So the final step of this warm up– and this whole warm up should only really take about five minutes or so, you can just kind of cruise through it once you’ve got all the steps down. But the fourth step is doing some name recognition work. So I’m gonna say Charlie’s name one time. I’m gonna wait for that head turn, or eye contact back toward me and I’m gonna mark and reward that. So the reason why we do this in the warm up– some people say oh my dog knows his name, this parts silly. But a dogs response to their name is such an important foundation skill. So we want it to be quick and consistent even when it’s in a distracting situation. A common issue that I’ve run into often with people using their dogs names is they tend to recue too soon. So they might say Charlie, Charlie, Charlie. And then so Charlie learns, he’s staring at me, Charlie learns that he doesn’t actually have to respond until the third time I say his name, or the fourth time. So resist your urge to recue too soon. Let the dog kind of process it for a second. Sometimes it just takes them a second to thing about it. Another thing that I run into with people using their dogs names sort-of incorrectly is they will yell the dogs name when the dog is in trouble. They try to use it as a recall cue to get the dog to come to them. A dogs name should really be one thing. And that’s an attention getter that you can use to then ask for other behavior. So if I wanted Charlie to come, I would say Charlie come. If I wanted Charlie to sit, Charlie sit. So get their attention first and then ask for the behavior that you want. Good sit. So I’m gonna do this about five times with Charlie. I’m gonna wait until he’s a little bit distracted or I might toss a treat off to reset him. And then I’ll say his name one time and wait for his response back to me, then mark and reinforce that.
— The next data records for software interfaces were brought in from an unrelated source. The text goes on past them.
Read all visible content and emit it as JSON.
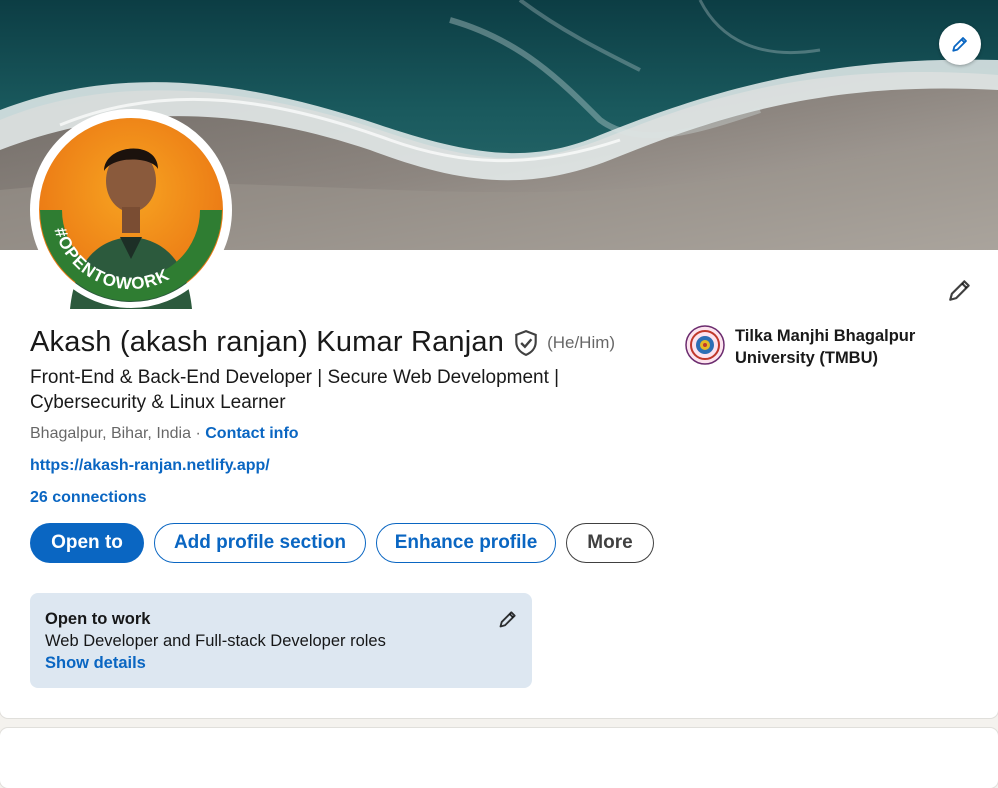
{
  "profile": {
    "name": "Akash (akash ranjan) Kumar Ranjan",
    "pronouns": "(He/Him)",
    "headline": "Front-End & Back-End Developer | Secure Web Development | Cybersecurity & Linux Learner",
    "location": "Bhagalpur, Bihar, India",
    "location_separator": " · ",
    "contact_info_label": "Contact info",
    "website": "https://akash-ranjan.netlify.app/",
    "connections": "26 connections",
    "avatar_frame_text": "#OPENTOWORK"
  },
  "actions": {
    "open_to": "Open to",
    "add_profile_section": "Add profile section",
    "enhance_profile": "Enhance profile",
    "more": "More"
  },
  "education": {
    "name": "Tilka Manjhi Bhagalpur University (TMBU)"
  },
  "open_to_work": {
    "title": "Open to work",
    "roles": "Web Developer and Full-stack Developer roles",
    "show_details": "Show details"
  },
  "icons": {
    "banner_edit": "pencil-icon",
    "profile_edit": "pencil-icon",
    "verification": "shield-check-icon",
    "open_to_work_edit": "pencil-icon"
  },
  "colors": {
    "accent": "#0a66c2",
    "open_to_work_bg": "#dde7f1",
    "opentowork_ring": "#2f7d32"
  }
}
So any time we mark and reinforce the behavior we’re making it more likely to occur again. He’s really staring at me so I’m gonna just toss something off here. Let him get a little distracted. Charlie . Good. Charlie. Good. Charlie. Yes. So you can see that head turn gets really quick. Charlie. Yes. Where’d it go. Charlie. Good. So that one took a little bit longer but I didn’t recue, I waited him out because I knew that he could hear me. He was just busy sniffing there. So I waited a second or two, he processed that and then he turned back to me and I marked and rewarded that. Good boy. So that little four-part warm up is just something that you can do before any training session. So if you’re doing a little recall session or loose leash walking, anything at all. So it just gets the dog starting to work and it build a nice foundation of focus and attention. So it’s really important that you have that foundation of focus and attention before you try to train any new behaviors because the dog has to be paying attention to you and working with you before you can get anything new from them. So that’s something that’s fun to just kind of build into your daily routine. It’s only a five minute little thing. So throwing it in every now and then so you can start building some better foundation skills for your dog.